4) What led you to set portions of your upcoming novel, Beautiful Secret, in Italy? What about the country spoke to you as a writer?
Ahhh, everything about Italy speaks to me! Endlessly. The moment you step foot into Italy, everything seems to be amplified. The food tastes fresher and brighter. People speak with unapologetic emotion. One of the most moving moments of my life occurred when I first landed in Reggio, Calabria. I’ve written about it before.
I was 20 years old, on my first-ever European vacation with my parents. We had just flown from France, where we’d visited my great uncle and his family, to Reggio, Calabria, where my dad was born. On arrival into Titto Minitti airport, which is a tiny one or two terminal structure, we walked down the jetway and into the gate to find a gathering of forty-some people who were waiting. For us. For my father. These were great aunts, uncles, and distant cousins who remembered the tumultuous time when my father was born and perhaps hadn’t laid eyes on him since he was a baby. These strangers who were my family, filled the small space completely, their faces tear-streaked, their arms opened wide in anticipation of my parents and me. An overwhelming sense of love and acceptance and belonging slammed into my heart at that moment. Here were these strangers, crying out my name, pulling me to their bosoms and holding me as their tears washed over my skin, kissing my cheeks repeatedly. They’d never even met me, and yet they cared deeply for me. Why? Because I was family. And that was enough.
This aspect of Italian culture is probably what speaks most loudly to me. Even as I am sucked up into this memory, I’m crying.
5) You create a real lushness of setting and culture in Beautiful Secret. What was your research process like in preparation for your novel?
Most of the places I describe in Beautiful Secret are places I’ve seen and experienced. Bibba, a dance club that is the setting for a pivotal scene in the story, is based on a disco my own cousins took me to. Zio Nino’s French and Italian homes are real places, where I’ve spent weeks of my life. Valanidi is Guiseppe’s hometown and Trunca is the mountain town where my grandmother, Maria grew up. Trunca truly does seem as if it’s plucked out of time, existing entirely in its own personalized era.

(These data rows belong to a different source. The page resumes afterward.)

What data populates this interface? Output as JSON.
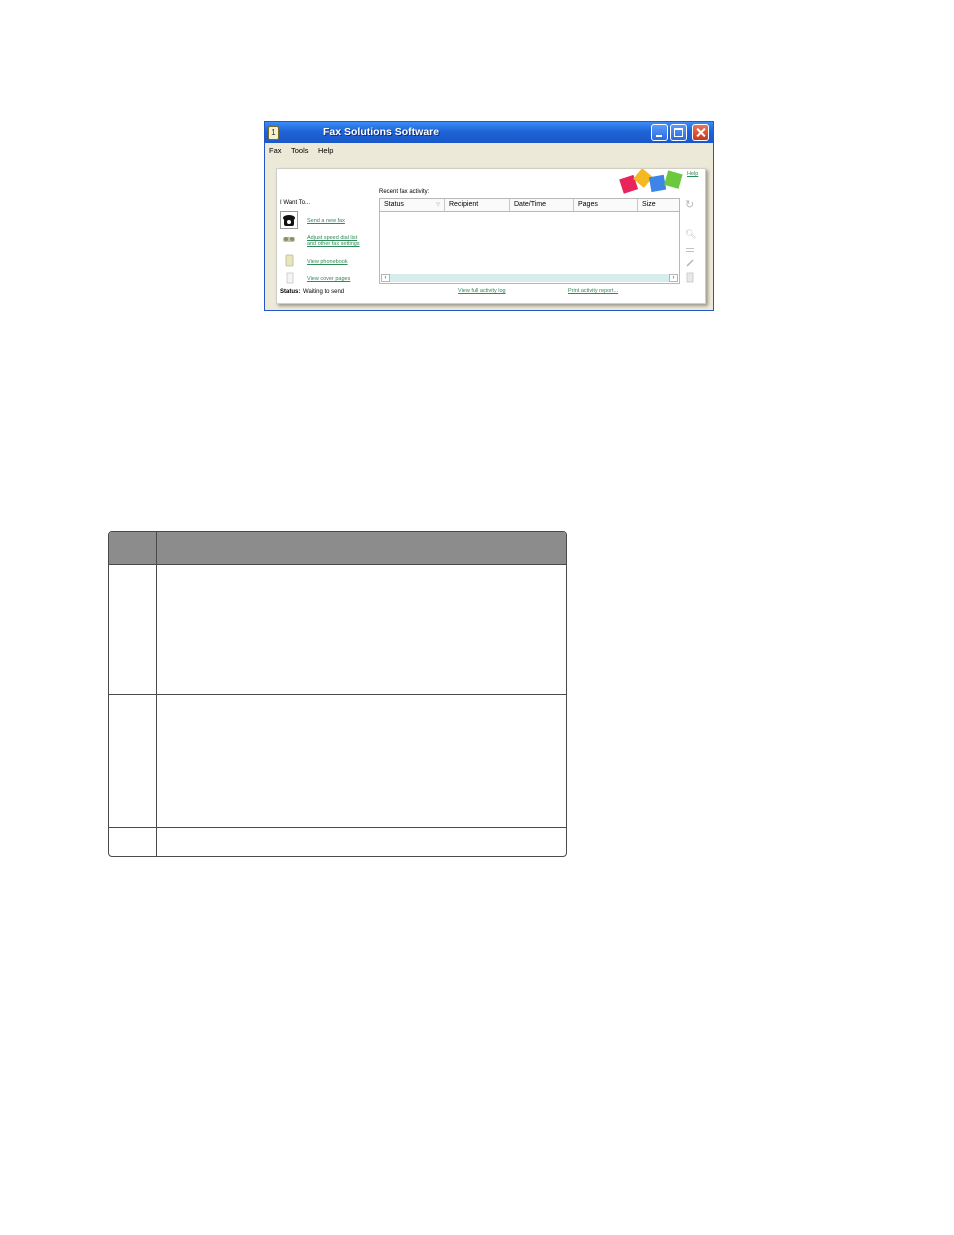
{
  "window": {
    "title": "Fax Solutions Software",
    "icon": "fax-app-icon",
    "controls": [
      "minimize-icon",
      "maximize-icon",
      "close-icon"
    ]
  },
  "menu": [
    "Fax",
    "Tools",
    "Help"
  ],
  "help_link": "Help",
  "decoration": {
    "sticky_notes_colors": [
      "#e8245a",
      "#f4b822",
      "#3d86e8",
      "#6cc83c"
    ]
  },
  "i_want_to": {
    "heading": "I Want To...",
    "actions": [
      {
        "label": "Send a new fax",
        "icon": "fax-machine-icon"
      },
      {
        "label_line1": "Adjust speed dial list",
        "label_line2": "and other fax settings",
        "icon": "settings-icon"
      },
      {
        "label": "View phonebook",
        "icon": "phonebook-icon"
      },
      {
        "label": "View cover pages",
        "icon": "cover-page-icon"
      }
    ]
  },
  "status": {
    "label": "Status:",
    "value": "Waiting to send"
  },
  "recent": {
    "heading": "Recent fax activity:",
    "columns": [
      "Status",
      "Recipient",
      "Date/Time",
      "Pages",
      "Size"
    ],
    "rows": []
  },
  "links": {
    "view_log": "View full activity log",
    "print_report": "Print activity report..."
  },
  "side_tools": [
    "refresh-icon",
    "search-icon",
    "list-icon",
    "edit-icon",
    "delete-icon"
  ],
  "doc_table": {
    "header": [
      "",
      ""
    ],
    "rows": [
      [
        "",
        ""
      ],
      [
        "",
        ""
      ],
      [
        "",
        ""
      ]
    ]
  }
}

Much of my research involved asking my cousins a gazillion questions. I have never personally driven from Revin, France to Valanidi, in Reggio, Calabria, but my cousin from France does it every year. He mapped out his route for me and gave me details about the stops along the way. One funny tidbit is this- during editing phase, my copyeditor questioned me about Michel, one of the main characters, stopping for “delicious coffee” at a gas station across the Italian border. She asked how gas station coffee could be delicious when most people view it as disgusting. I giggled when I read this, knowing that terrible coffee is probably impossible to find in Italy. They don’t do terrible coffee. The minute you cross the border, the taste of the coffee changes. On swallowing the first sip, you know you are in Italy. My cousin detailed to me where he always stops for his first Italian coffee after he crosses the border on his long drive.
6) What other advice would you give writers who want to enfold a unique cultural heritage into their writing?
Again – writing what you know, where you’ve been, the cultures you are passionate about. Immerse yourself in the place, the people. For me, that’s really the only way to know a culture well enough to set a book in its country.
7) One final question: If you had to choose one aspect of Italy that constantly draws you back to its place and culture, what would it be?
That’s easy. My family. The place where my father was born. Most people who plan a trip to Italy imagine all of the things and places they will see. Rome, The Vatican, Pisa, perhaps. Me? I’ve been to Rome, and I enjoyed the history there. I would like to travel through other parts of Italy, but Calabria, specifically Valanidi, always beckons me back. It’s like there is a magnet on that mountain, and I’m drawn to it with an inexplicable force. And when I get there, it’s like I can finally breathe. Like I’m home.